START THE RECORDS
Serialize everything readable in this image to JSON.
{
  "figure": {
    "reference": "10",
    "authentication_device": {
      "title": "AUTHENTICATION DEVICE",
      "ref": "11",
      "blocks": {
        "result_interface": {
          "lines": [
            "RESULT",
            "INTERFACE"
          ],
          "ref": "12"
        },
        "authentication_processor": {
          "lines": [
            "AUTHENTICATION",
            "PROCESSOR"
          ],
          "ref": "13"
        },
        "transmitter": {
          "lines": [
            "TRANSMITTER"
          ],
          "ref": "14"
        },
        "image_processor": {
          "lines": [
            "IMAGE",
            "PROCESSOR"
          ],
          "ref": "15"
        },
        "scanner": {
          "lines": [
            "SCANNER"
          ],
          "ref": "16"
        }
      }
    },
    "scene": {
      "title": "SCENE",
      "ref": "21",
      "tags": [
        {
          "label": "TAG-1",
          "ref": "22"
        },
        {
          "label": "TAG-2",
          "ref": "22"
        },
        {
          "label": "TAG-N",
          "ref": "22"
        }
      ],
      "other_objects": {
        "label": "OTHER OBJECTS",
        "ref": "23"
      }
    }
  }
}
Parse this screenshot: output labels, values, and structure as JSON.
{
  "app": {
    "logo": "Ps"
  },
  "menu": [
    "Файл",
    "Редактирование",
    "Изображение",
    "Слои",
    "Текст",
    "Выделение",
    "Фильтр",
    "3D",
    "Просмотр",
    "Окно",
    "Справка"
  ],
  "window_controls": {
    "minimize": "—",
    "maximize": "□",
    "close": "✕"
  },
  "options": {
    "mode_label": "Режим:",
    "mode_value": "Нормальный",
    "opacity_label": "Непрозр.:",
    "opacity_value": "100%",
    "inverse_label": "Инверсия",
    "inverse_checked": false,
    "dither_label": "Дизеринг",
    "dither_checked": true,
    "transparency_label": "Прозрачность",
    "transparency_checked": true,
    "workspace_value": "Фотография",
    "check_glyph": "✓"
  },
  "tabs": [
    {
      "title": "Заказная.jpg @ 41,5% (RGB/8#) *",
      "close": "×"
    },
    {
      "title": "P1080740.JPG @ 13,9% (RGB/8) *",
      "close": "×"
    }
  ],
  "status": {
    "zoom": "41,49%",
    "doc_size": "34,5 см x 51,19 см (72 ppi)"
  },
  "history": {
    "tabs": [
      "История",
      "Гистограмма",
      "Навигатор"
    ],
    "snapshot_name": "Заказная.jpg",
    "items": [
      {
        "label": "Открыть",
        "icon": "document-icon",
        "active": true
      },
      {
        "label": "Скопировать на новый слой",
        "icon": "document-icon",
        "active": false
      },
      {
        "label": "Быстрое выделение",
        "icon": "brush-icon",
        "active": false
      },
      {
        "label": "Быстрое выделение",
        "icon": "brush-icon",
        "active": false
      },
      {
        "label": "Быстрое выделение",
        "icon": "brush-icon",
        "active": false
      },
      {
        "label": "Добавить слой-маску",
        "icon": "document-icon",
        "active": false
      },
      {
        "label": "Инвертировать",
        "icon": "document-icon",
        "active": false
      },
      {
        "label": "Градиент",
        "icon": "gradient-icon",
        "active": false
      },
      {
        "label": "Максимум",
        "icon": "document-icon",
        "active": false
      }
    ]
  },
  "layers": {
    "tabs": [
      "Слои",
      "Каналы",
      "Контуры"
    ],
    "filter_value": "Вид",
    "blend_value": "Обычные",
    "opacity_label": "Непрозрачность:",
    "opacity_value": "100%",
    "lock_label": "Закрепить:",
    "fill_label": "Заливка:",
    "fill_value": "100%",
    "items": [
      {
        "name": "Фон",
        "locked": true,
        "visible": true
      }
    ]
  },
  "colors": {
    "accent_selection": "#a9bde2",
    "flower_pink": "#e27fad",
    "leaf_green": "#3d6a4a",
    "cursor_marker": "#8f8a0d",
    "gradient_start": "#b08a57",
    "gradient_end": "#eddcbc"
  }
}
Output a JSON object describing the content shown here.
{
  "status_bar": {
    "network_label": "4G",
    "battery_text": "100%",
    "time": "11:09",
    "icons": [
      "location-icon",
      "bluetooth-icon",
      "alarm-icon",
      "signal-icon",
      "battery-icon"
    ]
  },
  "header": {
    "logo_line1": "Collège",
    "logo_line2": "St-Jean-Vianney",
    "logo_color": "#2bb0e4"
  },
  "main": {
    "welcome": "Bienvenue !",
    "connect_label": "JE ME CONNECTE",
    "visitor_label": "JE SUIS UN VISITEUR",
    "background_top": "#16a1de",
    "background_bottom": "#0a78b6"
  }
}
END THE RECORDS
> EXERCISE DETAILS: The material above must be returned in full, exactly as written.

> SOLUTION TO THIS PROBLEM:
Serialize everything readable in this image to JSON.
{
  "figure": {
    "reference": "10",
    "authentication_device": {
      "title": "AUTHENTICATION DEVICE",
      "ref": "11",
      "blocks": {
        "result_interface": {
          "lines": [
            "RESULT",
            "INTERFACE"
          ],
          "ref": "12"
        },
        "authentication_processor": {
          "lines": [
            "AUTHENTICATION",
            "PROCESSOR"
          ],
          "ref": "13"
        },
        "transmitter": {
          "lines": [
            "TRANSMITTER"
          ],
          "ref": "14"
        },
        "image_processor": {
          "lines": [
            "IMAGE",
            "PROCESSOR"
          ],
          "ref": "15"
        },
        "scanner": {
          "lines": [
            "SCANNER"
          ],
          "ref": "16"
        }
      }
    },
    "scene": {
      "title": "SCENE",
      "ref": "21",
      "tags": [
        {
          "label": "TAG-1",
          "ref": "22"
        },
        {
          "label": "TAG-2",
          "ref": "22"
        },
        {
          "label": "TAG-N",
          "ref": "22"
        }
      ],
      "other_objects": {
        "label": "OTHER OBJECTS",
        "ref": "23"
      }
    }
  }
}
Parse this screenshot: output labels, values, and structure as JSON.
{
  "app": {
    "logo": "Ps"
  },
  "menu": [
    "Файл",
    "Редактирование",
    "Изображение",
    "Слои",
    "Текст",
    "Выделение",
    "Фильтр",
    "3D",
    "Просмотр",
    "Окно",
    "Справка"
  ],
  "window_controls": {
    "minimize": "—",
    "maximize": "□",
    "close": "✕"
  },
  "options": {
    "mode_label": "Режим:",
    "mode_value": "Нормальный",
    "opacity_label": "Непрозр.:",
    "opacity_value": "100%",
    "inverse_label": "Инверсия",
    "inverse_checked": false,
    "dither_label": "Дизеринг",
    "dither_checked": true,
    "transparency_label": "Прозрачность",
    "transparency_checked": true,
    "workspace_value": "Фотография",
    "check_glyph": "✓"
  },
  "tabs": [
    {
      "title": "Заказная.jpg @ 41,5% (RGB/8#) *",
      "close": "×"
    },
    {
      "title": "P1080740.JPG @ 13,9% (RGB/8) *",
      "close": "×"
    }
  ],
  "status": {
    "zoom": "41,49%",
    "doc_size": "34,5 см x 51,19 см (72 ppi)"
  },
  "history": {
    "tabs": [
      "История",
      "Гистограмма",
      "Навигатор"
    ],
    "snapshot_name": "Заказная.jpg",
    "items": [
      {
        "label": "Открыть",
        "icon": "document-icon",
        "active": true
      },
      {
        "label": "Скопировать на новый слой",
        "icon": "document-icon",
        "active": false
      },
      {
        "label": "Быстрое выделение",
        "icon": "brush-icon",
        "active": false
      },
      {
        "label": "Быстрое выделение",
        "icon": "brush-icon",
        "active": false
      },
      {
        "label": "Быстрое выделение",
        "icon": "brush-icon",
        "active": false
      },
      {
        "label": "Добавить слой-маску",
        "icon": "document-icon",
        "active": false
      },
      {
        "label": "Инвертировать",
        "icon": "document-icon",
        "active": false
      },
      {
        "label": "Градиент",
        "icon": "gradient-icon",
        "active": false
      },
      {
        "label": "Максимум",
        "icon": "document-icon",
        "active": false
      }
    ]
  },
  "layers": {
    "tabs": [
      "Слои",
      "Каналы",
      "Контуры"
    ],
    "filter_value": "Вид",
    "blend_value": "Обычные",
    "opacity_label": "Непрозрачность:",
    "opacity_value": "100%",
    "lock_label": "Закрепить:",
    "fill_label": "Заливка:",
    "fill_value": "100%",
    "items": [
      {
        "name": "Фон",
        "locked": true,
        "visible": true
      }
    ]
  },
  "colors": {
    "accent_selection": "#a9bde2",
    "flower_pink": "#e27fad",
    "leaf_green": "#3d6a4a",
    "cursor_marker": "#8f8a0d",
    "gradient_start": "#b08a57",
    "gradient_end": "#eddcbc"
  }
}
Output a JSON object describing the content shown here.
{
  "status_bar": {
    "network_label": "4G",
    "battery_text": "100%",
    "time": "11:09",
    "icons": [
      "location-icon",
      "bluetooth-icon",
      "alarm-icon",
      "signal-icon",
      "battery-icon"
    ]
  },
  "header": {
    "logo_line1": "Collège",
    "logo_line2": "St-Jean-Vianney",
    "logo_color": "#2bb0e4"
  },
  "main": {
    "welcome": "Bienvenue !",
    "connect_label": "JE ME CONNECTE",
    "visitor_label": "JE SUIS UN VISITEUR",
    "background_top": "#16a1de",
    "background_bottom": "#0a78b6"
  }
}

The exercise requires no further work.